**Exercise objective**.
Leaving out the images, please reproduce each line below exactly.

Start of Available data

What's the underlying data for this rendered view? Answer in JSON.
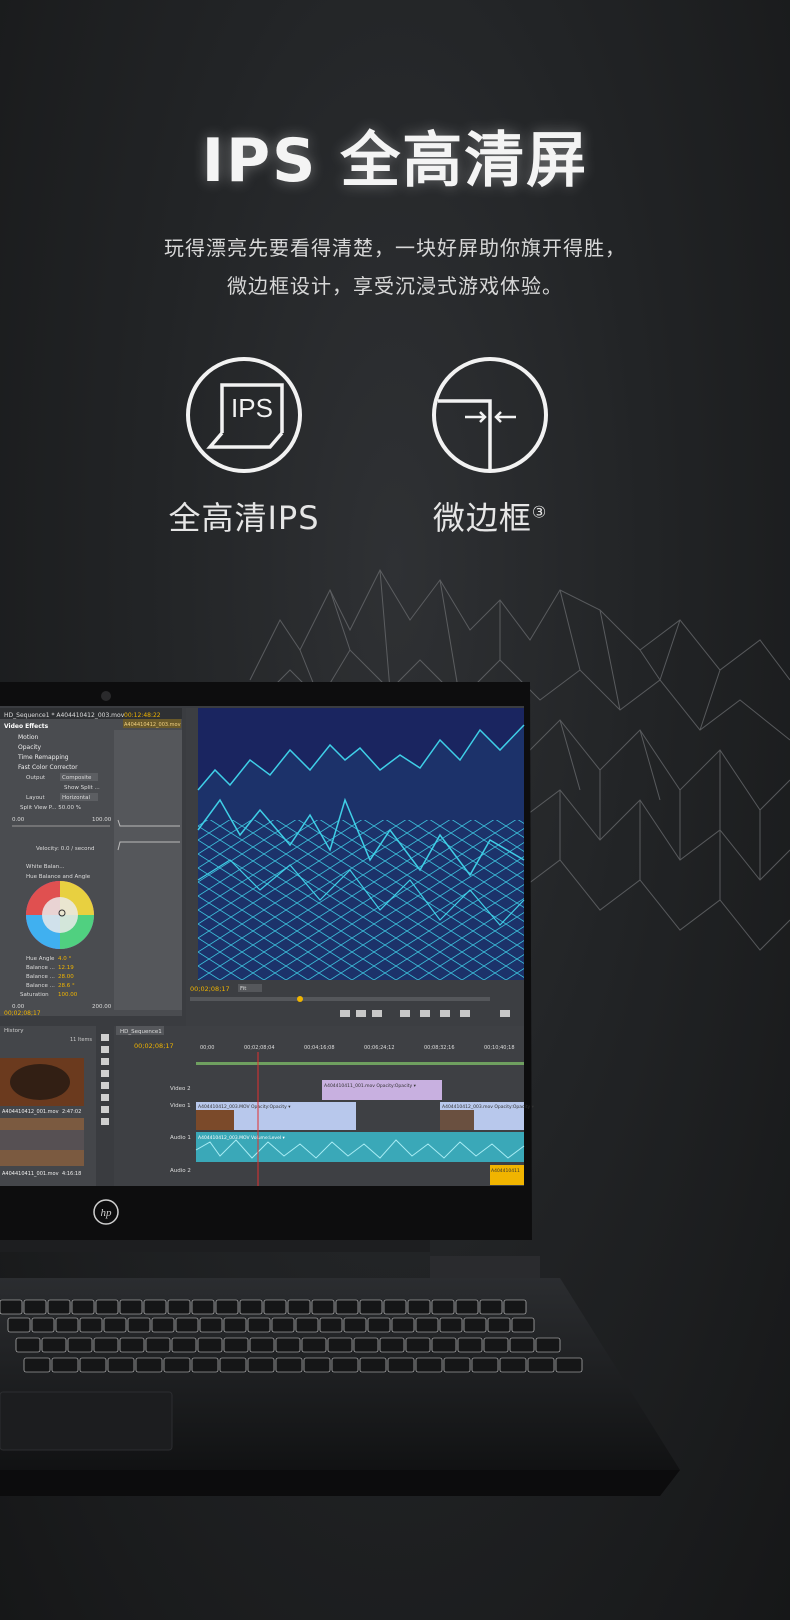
{
  "header": {
    "title": "IPS 全高清屏",
    "desc_line1": "玩得漂亮先要看得清楚，一块好屏助你旗开得胜，",
    "desc_line2": "微边框设计，享受沉浸式游戏体验。"
  },
  "features": [
    {
      "label": "全高清IPS",
      "icon_text": "IPS",
      "icon": "laptop-ips-icon"
    },
    {
      "label": "微边框",
      "sup": "③",
      "icon": "narrow-bezel-icon"
    }
  ],
  "screen": {
    "panel_title": "HD_Sequence1 * A404410412_003.mov",
    "panel_time": "00:12:48:22",
    "clip_label": "A404410412_003.mov",
    "effects": [
      "Video Effects",
      "Motion",
      "Opacity",
      "Time Remapping",
      "Fast Color Corrector"
    ],
    "output_label": "Output",
    "output_value": "Composite",
    "show_split": "Show Split ...",
    "layout_label": "Layout",
    "layout_value": "Horizontal",
    "split_view": "Split View P... 50.00 %",
    "range_min": "0.00",
    "range_max": "100.00",
    "velocity": "Velocity: 0.0 / second",
    "white_balance": "White Balan...",
    "hue_balance": "Hue Balance and Angle",
    "hue_angle": "Hue Angle",
    "hue_angle_val": "4.0 °",
    "balance1": "Balance ...",
    "balance1_val": "12.19",
    "balance2": "Balance ...",
    "balance2_val": "28.00",
    "balance3": "Balance ...",
    "balance3_val": "28.6 °",
    "saturation": "Saturation",
    "saturation_val": "100.00",
    "sat_min": "0.00",
    "sat_max": "200.00",
    "left_time": "00;02;08;17",
    "monitor_time": "00;02;08;17",
    "monitor_fit": "Fit",
    "history": "History",
    "items": "11 Items",
    "thumb1": "A404410412_001.mov",
    "thumb1_dur": "2:47:02",
    "thumb2": "A404410411_001.mov",
    "thumb2_dur": "4:16:18",
    "seq_tab": "HD_Sequence1",
    "seq_time": "00;02;08;17",
    "ruler": [
      "00;00",
      "00;02;08;04",
      "00;04;16;08",
      "00;06;24;12",
      "00;08;32;16",
      "00;10;40;18"
    ],
    "tracks": [
      "Video 2",
      "Video 1",
      "Audio 1",
      "Audio 2"
    ],
    "clip_v2": "A404410411_001.mov Opacity:Opacity ▾",
    "clip_v1a": "A404410412_003.MOV  Opacity:Opacity ▾",
    "clip_v1b": "A404410412_003.mov Opacity:Opacity ▾",
    "clip_a1": "A404410412_003.MOV  Volume:Level ▾",
    "clip_a2": "A404410411"
  },
  "brand": {
    "logo": "hp"
  },
  "colors": {
    "accent": "#f0b400",
    "terrain": "#3fd0e8",
    "screen_bg": "#1a2560"
  }
}
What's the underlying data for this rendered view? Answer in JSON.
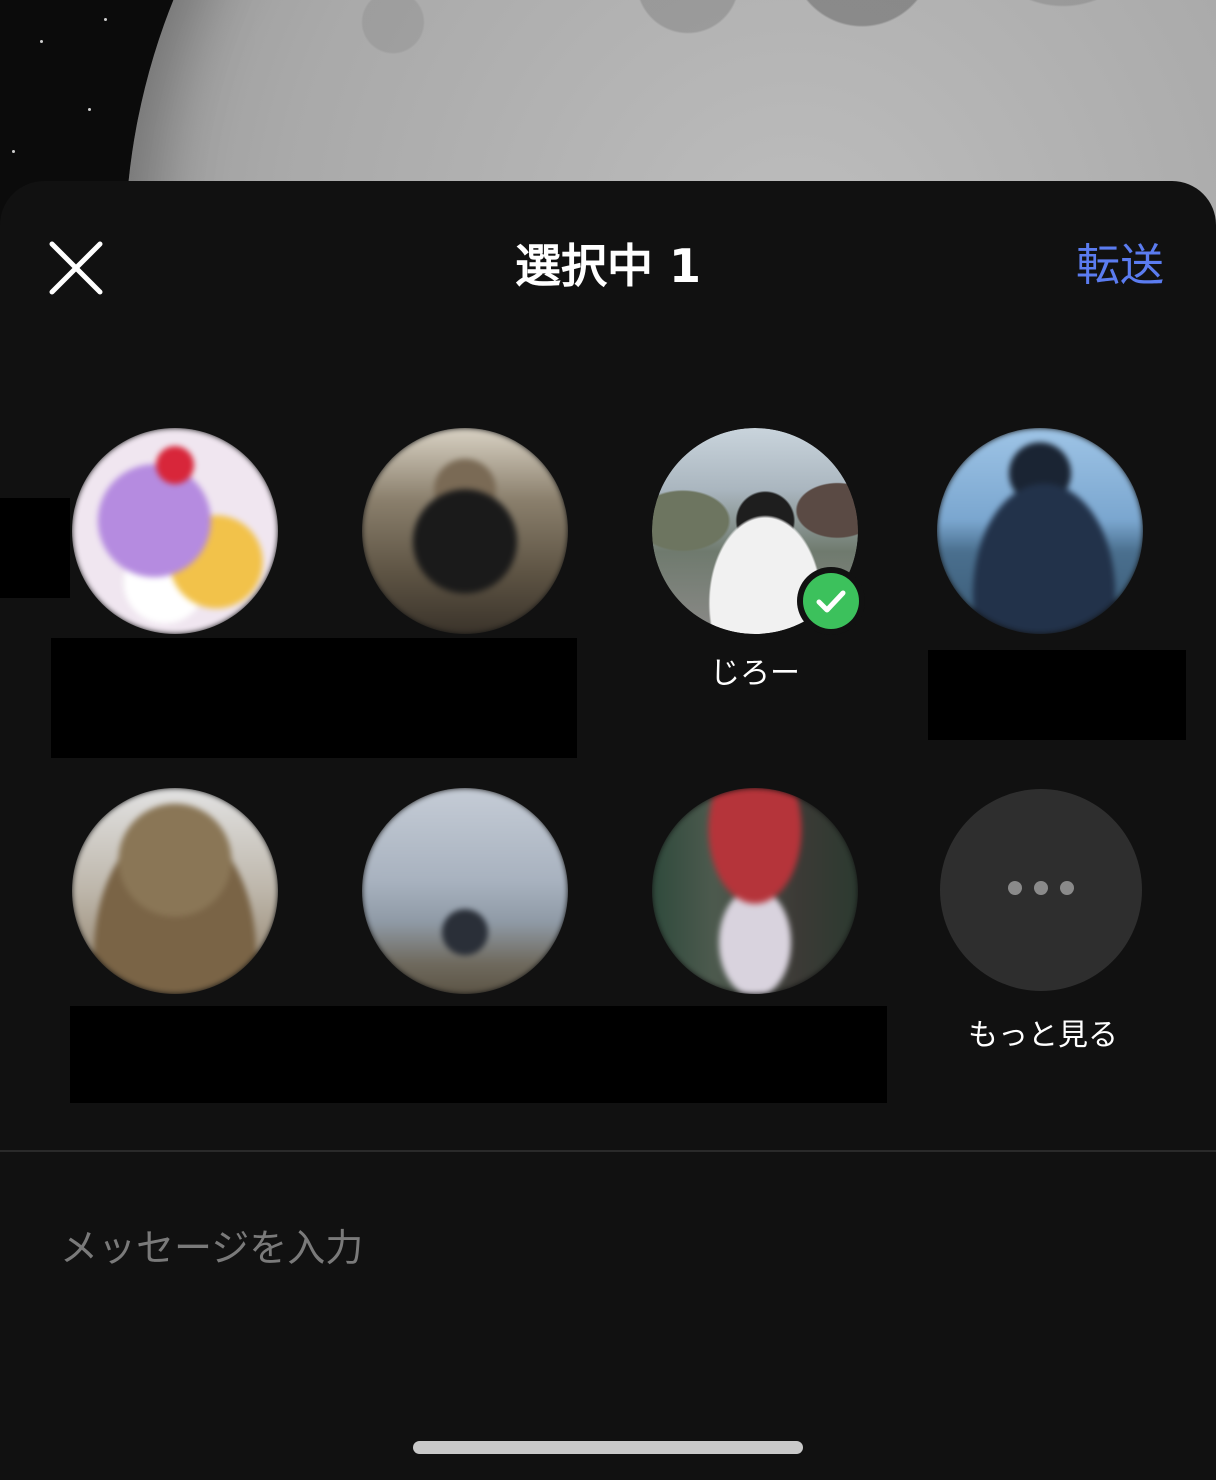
{
  "header": {
    "title": "選択中 1",
    "forward_label": "転送",
    "close_icon": "close-icon"
  },
  "contacts": [
    {
      "id": "contact-1",
      "name": "",
      "selected": false
    },
    {
      "id": "contact-2",
      "name": "",
      "selected": false
    },
    {
      "id": "contact-3",
      "name": "じろー",
      "selected": true
    },
    {
      "id": "contact-4",
      "name": "",
      "selected": false
    },
    {
      "id": "contact-5",
      "name": "",
      "selected": false
    },
    {
      "id": "contact-6",
      "name": "",
      "selected": false
    },
    {
      "id": "contact-7",
      "name": "",
      "selected": false
    }
  ],
  "more": {
    "label": "もっと見る",
    "icon": "more-dots-icon"
  },
  "message": {
    "placeholder": "メッセージを入力",
    "value": ""
  },
  "colors": {
    "sheet_background": "#111111",
    "accent": "#5b7cf0",
    "check": "#3cc15c"
  }
}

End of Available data

**Exercise answer**.
What's the underlying data for this rendered view? Answer in JSON.
{
  "header": {
    "title": "IPS 全高清屏",
    "desc_line1": "玩得漂亮先要看得清楚，一块好屏助你旗开得胜，",
    "desc_line2": "微边框设计，享受沉浸式游戏体验。"
  },
  "features": [
    {
      "label": "全高清IPS",
      "icon_text": "IPS",
      "icon": "laptop-ips-icon"
    },
    {
      "label": "微边框",
      "sup": "③",
      "icon": "narrow-bezel-icon"
    }
  ],
  "screen": {
    "panel_title": "HD_Sequence1 * A404410412_003.mov",
    "panel_time": "00:12:48:22",
    "clip_label": "A404410412_003.mov",
    "effects": [
      "Video Effects",
      "Motion",
      "Opacity",
      "Time Remapping",
      "Fast Color Corrector"
    ],
    "output_label": "Output",
    "output_value": "Composite",
    "show_split": "Show Split ...",
    "layout_label": "Layout",
    "layout_value": "Horizontal",
    "split_view": "Split View P... 50.00 %",
    "range_min": "0.00",
    "range_max": "100.00",
    "velocity": "Velocity: 0.0 / second",
    "white_balance": "White Balan...",
    "hue_balance": "Hue Balance and Angle",
    "hue_angle": "Hue Angle",
    "hue_angle_val": "4.0 °",
    "balance1": "Balance ...",
    "balance1_val": "12.19",
    "balance2": "Balance ...",
    "balance2_val": "28.00",
    "balance3": "Balance ...",
    "balance3_val": "28.6 °",
    "saturation": "Saturation",
    "saturation_val": "100.00",
    "sat_min": "0.00",
    "sat_max": "200.00",
    "left_time": "00;02;08;17",
    "monitor_time": "00;02;08;17",
    "monitor_fit": "Fit",
    "history": "History",
    "items": "11 Items",
    "thumb1": "A404410412_001.mov",
    "thumb1_dur": "2:47:02",
    "thumb2": "A404410411_001.mov",
    "thumb2_dur": "4:16:18",
    "seq_tab": "HD_Sequence1",
    "seq_time": "00;02;08;17",
    "ruler": [
      "00;00",
      "00;02;08;04",
      "00;04;16;08",
      "00;06;24;12",
      "00;08;32;16",
      "00;10;40;18"
    ],
    "tracks": [
      "Video 2",
      "Video 1",
      "Audio 1",
      "Audio 2"
    ],
    "clip_v2": "A404410411_001.mov Opacity:Opacity ▾",
    "clip_v1a": "A404410412_003.MOV  Opacity:Opacity ▾",
    "clip_v1b": "A404410412_003.mov Opacity:Opacity ▾",
    "clip_a1": "A404410412_003.MOV  Volume:Level ▾",
    "clip_a2": "A404410411"
  },
  "brand": {
    "logo": "hp"
  },
  "colors": {
    "accent": "#f0b400",
    "terrain": "#3fd0e8",
    "screen_bg": "#1a2560"
  }
}
What's the underlying data for this rendered view? Answer in JSON.
{
  "header": {
    "title": "選択中 1",
    "forward_label": "転送",
    "close_icon": "close-icon"
  },
  "contacts": [
    {
      "id": "contact-1",
      "name": "",
      "selected": false
    },
    {
      "id": "contact-2",
      "name": "",
      "selected": false
    },
    {
      "id": "contact-3",
      "name": "じろー",
      "selected": true
    },
    {
      "id": "contact-4",
      "name": "",
      "selected": false
    },
    {
      "id": "contact-5",
      "name": "",
      "selected": false
    },
    {
      "id": "contact-6",
      "name": "",
      "selected": false
    },
    {
      "id": "contact-7",
      "name": "",
      "selected": false
    }
  ],
  "more": {
    "label": "もっと見る",
    "icon": "more-dots-icon"
  },
  "message": {
    "placeholder": "メッセージを入力",
    "value": ""
  },
  "colors": {
    "sheet_background": "#111111",
    "accent": "#5b7cf0",
    "check": "#3cc15c"
  }
}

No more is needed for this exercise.